- Latency: Because gigabit routers typically have lower latency than non-gigabit routers, data transfer between devices on the network is quicker and more effective.
- Future-proofing: Gigabit routers are more future-proof than non-gigabit routers, as they can support higher speeds and are better equipped to handle the increasing demands of modern networks.
What Are The Benefits Of A Gigabit Router?
Gigabit router advantages include the following:
- Increased Speed: Gigabit routers can operate at up to 1Gbps, which is ten times faster than conventional routers. This enables quicker streaming, uploading, and downloading and a more seamless online experience.
- Improved Performance: Data transfer between devices on the network is faster and more effective thanks to gigabit routers’ lower latency than non-gigabit routers. As a result, online gaming, video calls, and other network-demanding activities may run more smoothly and with less lag.
- Better Network Capacity: Compared to non-gigabit routers, gigabit routers are built to support more devices and higher network traffic. They are, therefore, perfect for bigger networks that need high-speed internet access for numerous devices.
- Future-Proofing: Because gigabit routers can support faster speeds and are better equipped to handle the rising demands of modern networks, they are more future-proof than non-gigabit routers.
- More Advanced Security Features: Gigabit routers frequently include more sophisticated security features like firewall protection and VPN support, which can help shield your network from online dangers.
Gigabit routers are a wise investment for those requiring high-speed internet because they provide greater speed, improved performance, better network capacity, future-proofing, and more security features than non-gigabit routers.
Frequently Asked Questions:
Fiber and Gigabit are not directly comparable because they refer to different aspects of a network. Fiber refers to the cable transmitting data, while Gigabit refers to the maximum data transfer rate a router can support.
Fiber optic cables can support higher data transfer rates than traditional copper cables, making them better for high-bandwidth applications like video streaming and online gaming. However, a fiber connection alone does not guarantee faster internet speeds.
To determine if your router is a Gigabit router, you can check the specifications or documentation that came with the device. Look for the term “Gigabit” or “10/100/1000” in the product name or description.
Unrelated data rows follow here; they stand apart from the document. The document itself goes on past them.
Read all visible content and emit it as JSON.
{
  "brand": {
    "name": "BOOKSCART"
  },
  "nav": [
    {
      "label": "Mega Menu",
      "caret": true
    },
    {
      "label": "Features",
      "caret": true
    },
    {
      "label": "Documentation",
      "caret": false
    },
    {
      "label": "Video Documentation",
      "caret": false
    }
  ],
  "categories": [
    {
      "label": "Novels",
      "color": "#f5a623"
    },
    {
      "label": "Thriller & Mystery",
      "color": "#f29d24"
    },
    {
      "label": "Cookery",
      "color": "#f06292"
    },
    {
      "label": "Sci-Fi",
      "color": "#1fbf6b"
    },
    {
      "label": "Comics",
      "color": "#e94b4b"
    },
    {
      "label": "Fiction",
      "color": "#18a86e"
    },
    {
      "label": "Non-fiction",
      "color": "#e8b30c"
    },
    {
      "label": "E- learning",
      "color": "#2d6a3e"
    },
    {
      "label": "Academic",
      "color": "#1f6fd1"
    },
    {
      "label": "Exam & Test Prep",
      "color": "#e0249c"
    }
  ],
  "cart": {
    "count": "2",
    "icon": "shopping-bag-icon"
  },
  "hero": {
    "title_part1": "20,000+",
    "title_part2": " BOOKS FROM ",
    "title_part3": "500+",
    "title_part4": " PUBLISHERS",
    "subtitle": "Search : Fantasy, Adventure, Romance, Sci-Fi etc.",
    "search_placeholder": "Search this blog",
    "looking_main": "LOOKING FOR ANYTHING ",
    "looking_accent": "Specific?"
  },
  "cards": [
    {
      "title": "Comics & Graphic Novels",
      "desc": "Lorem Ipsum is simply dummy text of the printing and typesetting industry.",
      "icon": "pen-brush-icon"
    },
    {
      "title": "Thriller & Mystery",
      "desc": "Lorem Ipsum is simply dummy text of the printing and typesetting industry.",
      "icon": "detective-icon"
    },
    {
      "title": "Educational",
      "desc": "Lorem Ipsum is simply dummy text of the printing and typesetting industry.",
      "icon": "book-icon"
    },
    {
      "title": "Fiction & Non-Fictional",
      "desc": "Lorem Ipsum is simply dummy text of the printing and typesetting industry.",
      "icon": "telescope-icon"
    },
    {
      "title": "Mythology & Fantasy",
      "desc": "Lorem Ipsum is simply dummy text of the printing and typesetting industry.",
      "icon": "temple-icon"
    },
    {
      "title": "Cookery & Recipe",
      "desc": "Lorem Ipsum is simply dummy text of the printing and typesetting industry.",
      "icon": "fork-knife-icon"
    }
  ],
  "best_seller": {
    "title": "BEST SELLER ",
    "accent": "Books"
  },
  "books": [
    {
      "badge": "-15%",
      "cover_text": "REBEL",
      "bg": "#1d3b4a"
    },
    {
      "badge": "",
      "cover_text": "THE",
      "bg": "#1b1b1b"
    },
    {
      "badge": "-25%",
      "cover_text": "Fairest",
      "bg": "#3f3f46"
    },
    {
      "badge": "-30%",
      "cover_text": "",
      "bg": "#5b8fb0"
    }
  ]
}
Alternatively, you can check the network ports on the back of the router. Gigabit routers typically have one or more Ethernet ports labeled as “10/100/1000” or “Gigabit.” If your router has only “10/100” ports, it is not a Gigabit router and can support a maximum data transfer rate of 100 megabits per second.
A Gigabit router is a kind of network router that can accommodate data transfer rates of up to 1 Gigabit per second. It is designed to provide fast and reliable internet connectivity for devices in a home or office network.
With a Gigabit router, users can benefit from high-speed internet access for streaming, gaming, and downloading large files. Anyone who requires a quick and reliable internet connection needs this device. By now, it is clear to you what is a Gigabit router.
I am a Chandan Tewatia and I am the founder of this blog cfindia.net. I have been in the industry for over 10 years and have worked with some of the biggest names in the business. I have a wealth of experience and knowledge to share, and my blog is a platform for me to do just that.